Venable is in transit, heading to what he suspects will be a sellout at San Francisco's Slim's. "We used to play the Bottom of the Hill," he says, recounting packed shows at the storied club. "But then we got too big." His words resonate with "What Else Would You Have Me Be," the opening track of Rebels, Rogues & Sworn Brothers. It's an emotional travelogue where Nichols buries his heart at the "bottom of the hill" and shouts out to the girls he's loved down on Beale, all the while announcing Lucero's seamless transition from brilliant bar band to estimable recording artists.
Venable says the new record incorporates sounds and ideas the band has always wanted to use on other records but which never quite fit. At first listen, it plays out like a reworking of Bruce Springsteen's Darkness on the Edge of Town, with nods to Asia, Blue Oyster Cult, and Steve Earle's not-quite-Celtic guitar jangle. Through it all, Nichols sings (as he has always sung) about the explosive mixture of sweet-faced girls and hard liquor.
"We're a rock-and-roll band. We spend 200 nights a year in bars," Venable says, explaining why subject matter may be a bit limited and offering no apologies for the band's rowdy reputation.
"There are some places where people buy beers two at a time: one to drink, one to throw," Venable says. He describes wild nights in Philadelphia and a freaky mob in Detroit where fans broke beer bottles against the stage then pounded on the broken glass. He compares it to the polite, attentive crowd in Portland, Oregon.
"Portland's hard," Venable says. "There were some people from Philly [who had been following the band on tour] at the show, and they started spilling beer and stuff and they got thrown out. We gave them T-shirts and said we were sorry and told them we'd get them up on stage next time."
If their shows have gotten wilder, their sound has become more refined, and Venable gives a lot of the credit to producer (and former Camper Van Beethoven frontman) David Lowery.
"There was this whole time when we were recording, and I didn't think he was paying attention. But then he started singing the song, and he really knew it," Venable says, also crediting Rick Steff, whose shimmering keyboards take some of the pressure off Lucero's hardworking rhythm section, brightening the sound and giving Nichols' smoky vocals a bit of breathing room.

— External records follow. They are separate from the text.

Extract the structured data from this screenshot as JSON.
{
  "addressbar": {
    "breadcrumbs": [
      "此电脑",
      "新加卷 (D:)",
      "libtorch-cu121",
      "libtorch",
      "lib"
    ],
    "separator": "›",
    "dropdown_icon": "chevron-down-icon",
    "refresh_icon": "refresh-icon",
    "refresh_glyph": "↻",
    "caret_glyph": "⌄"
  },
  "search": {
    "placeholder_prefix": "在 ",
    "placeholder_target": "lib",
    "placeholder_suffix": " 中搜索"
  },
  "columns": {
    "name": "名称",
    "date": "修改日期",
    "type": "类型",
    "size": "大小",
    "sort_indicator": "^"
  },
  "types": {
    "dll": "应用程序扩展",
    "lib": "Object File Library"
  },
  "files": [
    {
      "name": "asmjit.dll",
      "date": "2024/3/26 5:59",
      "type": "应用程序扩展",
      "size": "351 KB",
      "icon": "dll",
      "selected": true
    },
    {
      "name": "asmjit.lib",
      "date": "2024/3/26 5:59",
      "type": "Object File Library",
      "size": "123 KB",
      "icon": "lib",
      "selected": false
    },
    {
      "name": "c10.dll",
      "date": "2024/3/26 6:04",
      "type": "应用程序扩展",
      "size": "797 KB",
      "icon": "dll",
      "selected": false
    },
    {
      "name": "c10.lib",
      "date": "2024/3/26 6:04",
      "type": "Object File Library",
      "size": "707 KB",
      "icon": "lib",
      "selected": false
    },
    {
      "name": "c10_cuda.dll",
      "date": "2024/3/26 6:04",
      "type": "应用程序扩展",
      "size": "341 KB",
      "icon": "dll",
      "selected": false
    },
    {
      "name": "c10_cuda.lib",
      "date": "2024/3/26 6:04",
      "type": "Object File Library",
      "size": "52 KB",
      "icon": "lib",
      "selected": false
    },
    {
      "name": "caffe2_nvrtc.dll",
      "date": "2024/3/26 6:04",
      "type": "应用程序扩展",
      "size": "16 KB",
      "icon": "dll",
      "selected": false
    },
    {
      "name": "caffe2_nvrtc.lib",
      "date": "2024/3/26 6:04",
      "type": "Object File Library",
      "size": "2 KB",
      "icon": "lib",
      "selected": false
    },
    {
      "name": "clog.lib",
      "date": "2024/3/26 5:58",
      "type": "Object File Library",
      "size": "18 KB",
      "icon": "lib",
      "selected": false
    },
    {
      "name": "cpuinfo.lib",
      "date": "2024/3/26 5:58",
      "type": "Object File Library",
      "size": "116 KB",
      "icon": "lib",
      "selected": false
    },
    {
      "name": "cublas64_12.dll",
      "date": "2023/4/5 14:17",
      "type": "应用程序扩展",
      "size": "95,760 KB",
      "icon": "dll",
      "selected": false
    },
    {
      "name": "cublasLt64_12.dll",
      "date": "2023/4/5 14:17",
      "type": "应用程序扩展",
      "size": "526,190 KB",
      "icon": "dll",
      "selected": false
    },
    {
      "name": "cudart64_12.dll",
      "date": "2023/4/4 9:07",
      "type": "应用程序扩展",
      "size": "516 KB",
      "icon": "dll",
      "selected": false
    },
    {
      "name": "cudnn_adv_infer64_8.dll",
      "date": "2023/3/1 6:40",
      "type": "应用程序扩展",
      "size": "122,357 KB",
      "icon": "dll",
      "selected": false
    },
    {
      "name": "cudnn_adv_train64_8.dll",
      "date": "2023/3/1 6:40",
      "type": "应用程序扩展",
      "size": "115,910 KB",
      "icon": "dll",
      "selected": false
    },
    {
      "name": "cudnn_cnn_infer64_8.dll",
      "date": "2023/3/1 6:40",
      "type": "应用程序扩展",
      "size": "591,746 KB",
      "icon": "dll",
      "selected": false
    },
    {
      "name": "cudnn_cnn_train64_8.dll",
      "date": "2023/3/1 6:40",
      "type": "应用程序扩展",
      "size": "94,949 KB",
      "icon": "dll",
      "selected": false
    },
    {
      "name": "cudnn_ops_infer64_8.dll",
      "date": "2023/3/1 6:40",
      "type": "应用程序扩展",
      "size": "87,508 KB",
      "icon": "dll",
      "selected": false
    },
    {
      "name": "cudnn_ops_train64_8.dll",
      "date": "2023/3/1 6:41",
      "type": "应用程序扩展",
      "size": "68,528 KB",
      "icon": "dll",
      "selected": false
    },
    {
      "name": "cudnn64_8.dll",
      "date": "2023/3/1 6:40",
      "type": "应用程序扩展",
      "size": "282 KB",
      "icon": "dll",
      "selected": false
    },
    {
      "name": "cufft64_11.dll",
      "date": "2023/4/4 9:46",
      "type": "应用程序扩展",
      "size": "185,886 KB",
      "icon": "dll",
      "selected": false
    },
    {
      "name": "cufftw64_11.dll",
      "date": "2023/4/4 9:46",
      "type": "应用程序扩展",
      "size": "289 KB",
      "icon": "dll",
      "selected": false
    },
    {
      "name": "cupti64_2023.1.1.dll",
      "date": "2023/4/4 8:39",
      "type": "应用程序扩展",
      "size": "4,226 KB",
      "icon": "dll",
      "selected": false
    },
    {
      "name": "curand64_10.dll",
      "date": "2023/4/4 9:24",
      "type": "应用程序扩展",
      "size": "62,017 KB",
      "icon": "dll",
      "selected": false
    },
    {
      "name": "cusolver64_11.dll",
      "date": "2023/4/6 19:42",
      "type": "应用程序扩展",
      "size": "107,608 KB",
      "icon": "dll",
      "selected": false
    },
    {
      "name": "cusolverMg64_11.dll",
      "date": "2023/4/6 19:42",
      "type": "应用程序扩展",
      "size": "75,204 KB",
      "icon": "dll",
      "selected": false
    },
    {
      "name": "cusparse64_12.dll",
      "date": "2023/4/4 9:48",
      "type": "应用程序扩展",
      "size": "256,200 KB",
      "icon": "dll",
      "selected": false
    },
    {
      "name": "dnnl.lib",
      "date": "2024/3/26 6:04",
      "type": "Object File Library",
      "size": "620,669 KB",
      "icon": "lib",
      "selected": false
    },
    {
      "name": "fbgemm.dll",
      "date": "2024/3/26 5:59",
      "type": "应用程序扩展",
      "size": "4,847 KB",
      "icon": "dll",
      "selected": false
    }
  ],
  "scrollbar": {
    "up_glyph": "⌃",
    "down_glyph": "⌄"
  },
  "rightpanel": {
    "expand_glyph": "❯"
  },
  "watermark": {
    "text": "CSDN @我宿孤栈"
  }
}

It was something of an open secret, in Lucero's earliest days, that Venable -- in no way a trained or experienced musician -- played guitar the way a phonetic speaker imitates a language they don't really understand. Although his skills are now enviable, he's still self-deprecating.
"It helps that I'm able to build my solos in the studio, note for note," he says. "Then I can learn them and actually be able to go out and play them right. Nobody knows I'm used to going out there just terrified."